His ministry aims to produce and multiply mercy. How many times have we heard that the priest in the confessional has to let people experience mercy?
Has by any chance the teaching of the Church changed, since not much is said of God’s justice (and even less of His anger)?
This year I made the resolution to investigate this topic more thoroughly; I felt the urgency to answer to these questions which often weigh on the minds of believers, especially of those whose catechetical formation goes back to before the Second Vatican Council.
A prayer in the liturgy has offered me the key to solve the dilemma: “O Lord you manifest your power especially through your mercy and your forgiveness…”. Why do we say that the omnipotence of God is manifested especially through mercy and forgiveness?
“Merciful” is an attribute of God; according to St. John Paul II, it is His greatest attribute.

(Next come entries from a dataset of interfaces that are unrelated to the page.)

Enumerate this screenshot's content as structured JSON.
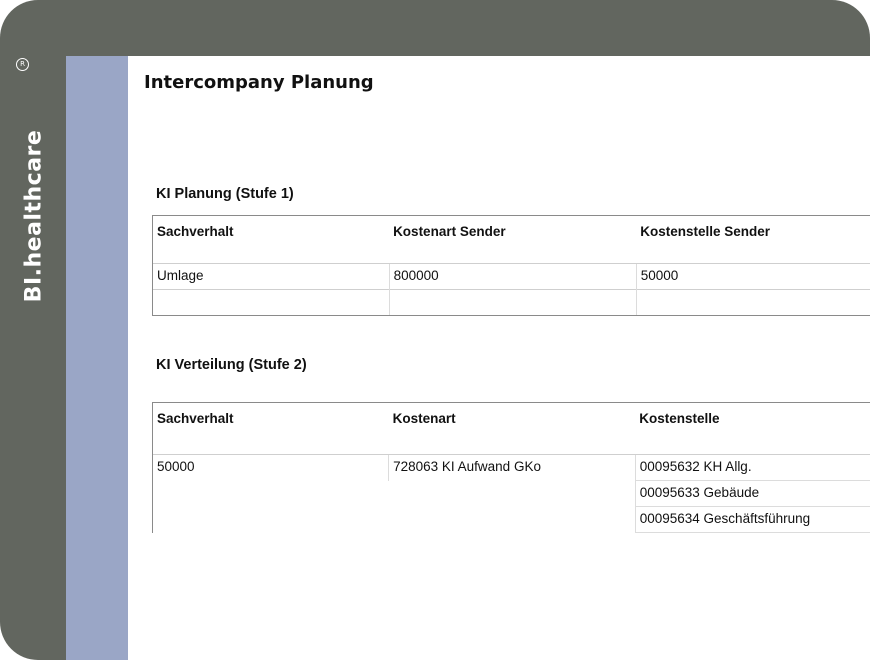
{
  "brand": {
    "name": "BI.healthcare",
    "registered_mark": "R"
  },
  "page": {
    "title": "Intercompany Planung"
  },
  "section1": {
    "title": "KI Planung (Stufe 1)",
    "columns": [
      "Sachverhalt",
      "Kostenart Sender",
      "Kostenstelle Sender"
    ],
    "rows": [
      [
        "Umlage",
        "800000",
        "50000"
      ],
      [
        "",
        "",
        ""
      ]
    ]
  },
  "section2": {
    "title": "KI Verteilung (Stufe 2)",
    "columns": [
      "Sachverhalt",
      "Kostenart",
      "Kostenstelle"
    ],
    "rows": [
      [
        "50000",
        "728063 KI Aufwand GKo",
        "00095632 KH Allg."
      ],
      [
        "",
        "",
        "00095633 Gebäude"
      ],
      [
        "",
        "",
        "00095634 Geschäftsführung"
      ]
    ]
  },
  "colors": {
    "frame": "#62665f",
    "accent_bar": "#9aa6c6",
    "content_bg": "#ffffff"
  }
}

Through mercy, God re-creates in the penitent the capacity to love.
Through sin we lose God’s grace. Mercy restores in the human soul of the capacity to love.

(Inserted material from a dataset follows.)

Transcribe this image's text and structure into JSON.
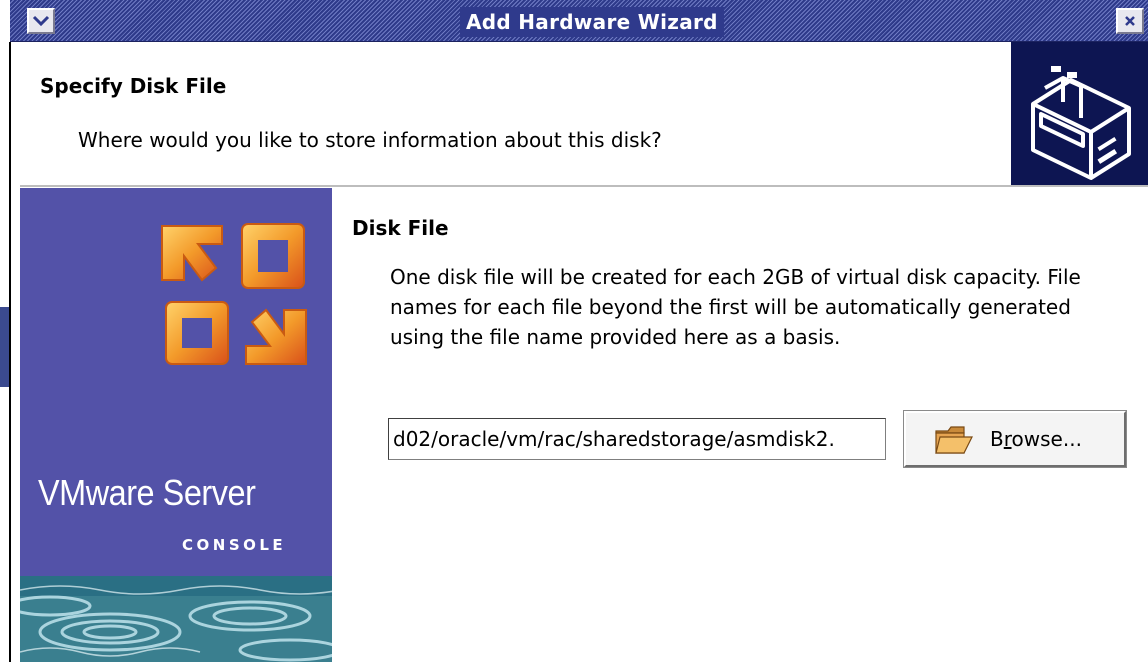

The Son of God taking upon himself the sin of mankind accomplished a new creation: therefore humanity regained the ability to respond to God’s love. At this point let us ask ourselves: what is justice then? We know from the Catechism of the Catholic Church (# 1807) that the virtue of justice consists in giving to each one his own. It should not be surprising therefore that justice and mercy coincide: the more I sin the more I need mercy. This is so exactly because of justice.

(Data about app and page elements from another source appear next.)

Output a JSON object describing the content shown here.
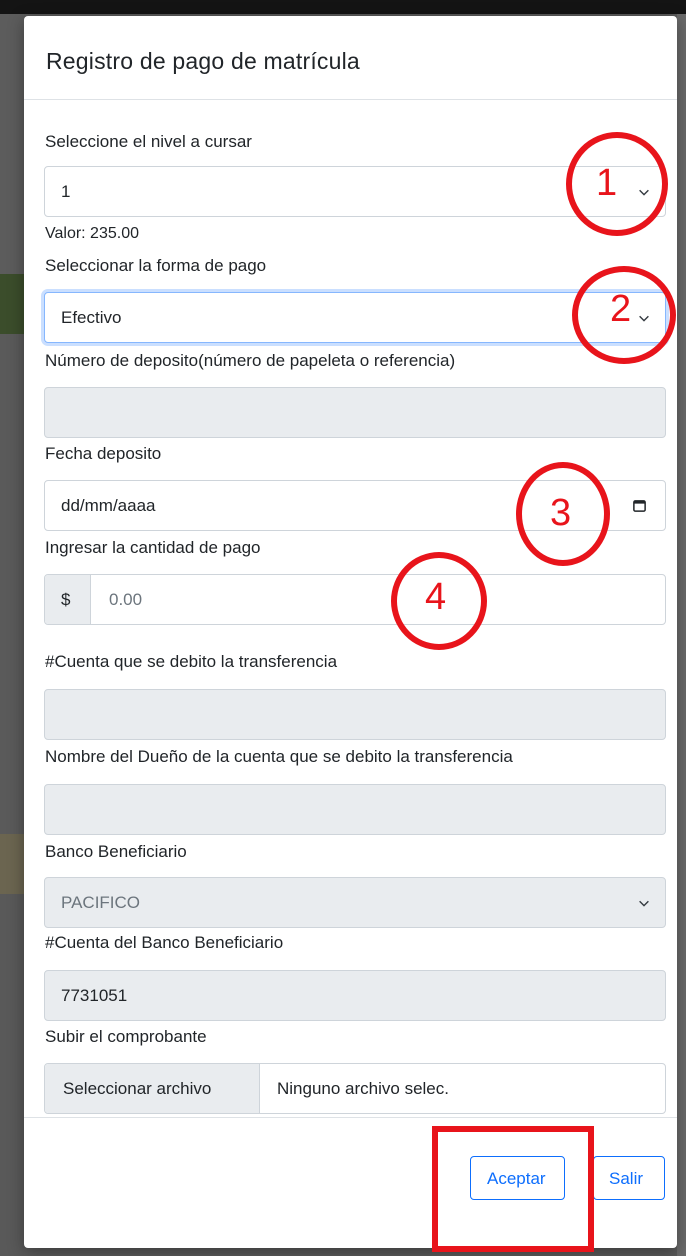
{
  "modal": {
    "title": "Registro de pago de matrícula"
  },
  "form": {
    "nivel": {
      "label": "Seleccione el nivel a cursar",
      "value": "1",
      "valor_text": "Valor: 235.00"
    },
    "forma_pago": {
      "label": "Seleccionar la forma de pago",
      "value": "Efectivo"
    },
    "numero_deposito": {
      "label": "Número de deposito(número de papeleta o referencia)",
      "value": ""
    },
    "fecha_deposito": {
      "label": "Fecha deposito",
      "placeholder": "dd/mm/aaaa"
    },
    "cantidad_pago": {
      "label": "Ingresar la cantidad de pago",
      "prefix": "$",
      "placeholder": "0.00"
    },
    "cuenta_debito": {
      "label": "#Cuenta que se debito la transferencia",
      "value": ""
    },
    "dueno_cuenta": {
      "label": "Nombre del Dueño de la cuenta que se debito la transferencia",
      "value": ""
    },
    "banco_beneficiario": {
      "label": "Banco Beneficiario",
      "value": "PACIFICO"
    },
    "cuenta_beneficiario": {
      "label": "#Cuenta del Banco Beneficiario",
      "value": "7731051"
    },
    "comprobante": {
      "label": "Subir el comprobante",
      "button_label": "Seleccionar archivo",
      "file_status": "Ninguno archivo selec."
    }
  },
  "footer": {
    "accept_label": "Aceptar",
    "exit_label": "Salir"
  },
  "annotations": {
    "markers": [
      "1",
      "2",
      "3",
      "4"
    ],
    "color": "#e8141b"
  },
  "colors": {
    "primary": "#0d6efd",
    "disabled_bg": "#e9ecef",
    "border": "#ced4da"
  }
}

Once I receive mercy, I am re-established in my ability to love. Love is dynamic and performs works: that’s why in this jubilee year we are invited to discover the works of mercy. Mercy becomes tangible, concrete: the penitent is now sensitive to human needs and develops an attitude of caring. The works of mercy are the external manifestation of this newness of life.
This beautiful virtuous circle is precisely the specific ministry of forgiveness granted to the priest.
When we speak of letting people experience God’s mercy, we do not imply that they should not be warned about the reality of sin; rather, we invite them to become aware of the effects of the Sacrament of Reconciliation, so that they, in turn, will choose to perform works of mercy.
The justice of God urges the priest to give greater mercy to those who have sinned more precisely because justice demands that everyone be given his due.
Therefore God is supremely just, because He is supremely merciful. Justice and mercy therefore coincide in God…
But what about God’s wrath then?
The wrath of God is for our salvation: it describes our God who gets tired of evil in the world and intervenes to introduce his grace. God is not against the sinner but against sin and He teaches us to do the same.
The priest, more than any baptized person must profess faith in God’s mercy; having experienced in his person the mercy of God, he needs to pass it on to his flock. He must beg and pray for mercy. That is why the main “action” of the priest is the Eucharist, a thanksgiving for the immeasurable gift of mercy.
How can the priest be able to embody God’s mercy? Strictly speaking, only Jesus Christ can really be a Christian; so then the priest is called to let Jesus take possession of himself, to make him another Christ. The priest devotes time and attention to the celebration and contemplation of the Eucharist in order to be able to say with St. Paul: “it is no longer I who live but Christ who lives in me” (Gal 2:20)
Since Christ is the only “true Christian”, I try to give Him the opportunity to transform me in Him, through a more committed and more frequent participation to the sacrament of reconciliation and to the sacrifice of the Mass. When I am in line to receive the body of Christ I will repeat the following prayer: “Jesus I come to you in order to become you”.